__EXERCISE REQUIREMENTS__.
Repeat, line for line, the entries printed below.

__ENTRIES PROVIDED__.
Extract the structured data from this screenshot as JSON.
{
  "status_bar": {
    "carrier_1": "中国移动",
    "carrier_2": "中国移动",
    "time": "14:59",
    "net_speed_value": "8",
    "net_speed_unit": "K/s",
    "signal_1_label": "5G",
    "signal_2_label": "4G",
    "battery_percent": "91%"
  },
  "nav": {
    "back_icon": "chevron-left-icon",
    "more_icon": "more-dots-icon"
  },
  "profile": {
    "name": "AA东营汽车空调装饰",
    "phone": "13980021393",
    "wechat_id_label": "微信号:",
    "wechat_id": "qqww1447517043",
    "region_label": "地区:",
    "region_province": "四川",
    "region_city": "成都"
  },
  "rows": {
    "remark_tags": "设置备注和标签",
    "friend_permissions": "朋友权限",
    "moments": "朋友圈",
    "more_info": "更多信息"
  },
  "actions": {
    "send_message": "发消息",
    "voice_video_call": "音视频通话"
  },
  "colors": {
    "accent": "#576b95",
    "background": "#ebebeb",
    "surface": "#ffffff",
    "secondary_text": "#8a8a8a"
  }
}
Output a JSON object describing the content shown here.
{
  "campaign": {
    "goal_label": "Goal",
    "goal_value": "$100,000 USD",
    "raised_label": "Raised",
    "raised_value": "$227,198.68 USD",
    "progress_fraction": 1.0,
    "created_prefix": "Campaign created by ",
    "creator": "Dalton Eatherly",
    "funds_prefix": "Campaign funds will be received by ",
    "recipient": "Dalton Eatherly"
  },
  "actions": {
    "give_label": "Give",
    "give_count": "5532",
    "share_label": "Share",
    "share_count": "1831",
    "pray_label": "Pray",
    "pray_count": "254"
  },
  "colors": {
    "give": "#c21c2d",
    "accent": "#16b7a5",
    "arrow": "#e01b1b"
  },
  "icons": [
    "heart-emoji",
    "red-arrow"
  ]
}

__PROBLEM SOLUTION__.
Extract the structured data from this screenshot as JSON.
{
  "status_bar": {
    "carrier_1": "中国移动",
    "carrier_2": "中国移动",
    "time": "14:59",
    "net_speed_value": "8",
    "net_speed_unit": "K/s",
    "signal_1_label": "5G",
    "signal_2_label": "4G",
    "battery_percent": "91%"
  },
  "nav": {
    "back_icon": "chevron-left-icon",
    "more_icon": "more-dots-icon"
  },
  "profile": {
    "name": "AA东营汽车空调装饰",
    "phone": "13980021393",
    "wechat_id_label": "微信号:",
    "wechat_id": "qqww1447517043",
    "region_label": "地区:",
    "region_province": "四川",
    "region_city": "成都"
  },
  "rows": {
    "remark_tags": "设置备注和标签",
    "friend_permissions": "朋友权限",
    "moments": "朋友圈",
    "more_info": "更多信息"
  },
  "actions": {
    "send_message": "发消息",
    "voice_video_call": "音视频通话"
  },
  "colors": {
    "accent": "#576b95",
    "background": "#ebebeb",
    "surface": "#ffffff",
    "secondary_text": "#8a8a8a"
  }
}
Output a JSON object describing the content shown here.
{
  "campaign": {
    "goal_label": "Goal",
    "goal_value": "$100,000 USD",
    "raised_label": "Raised",
    "raised_value": "$227,198.68 USD",
    "progress_fraction": 1.0,
    "created_prefix": "Campaign created by ",
    "creator": "Dalton Eatherly",
    "funds_prefix": "Campaign funds will be received by ",
    "recipient": "Dalton Eatherly"
  },
  "actions": {
    "give_label": "Give",
    "give_count": "5532",
    "share_label": "Share",
    "share_count": "1831",
    "pray_label": "Pray",
    "pray_count": "254"
  },
  "colors": {
    "give": "#c21c2d",
    "accent": "#16b7a5",
    "arrow": "#e01b1b"
  },
  "icons": [
    "heart-emoji",
    "red-arrow"
  ]
}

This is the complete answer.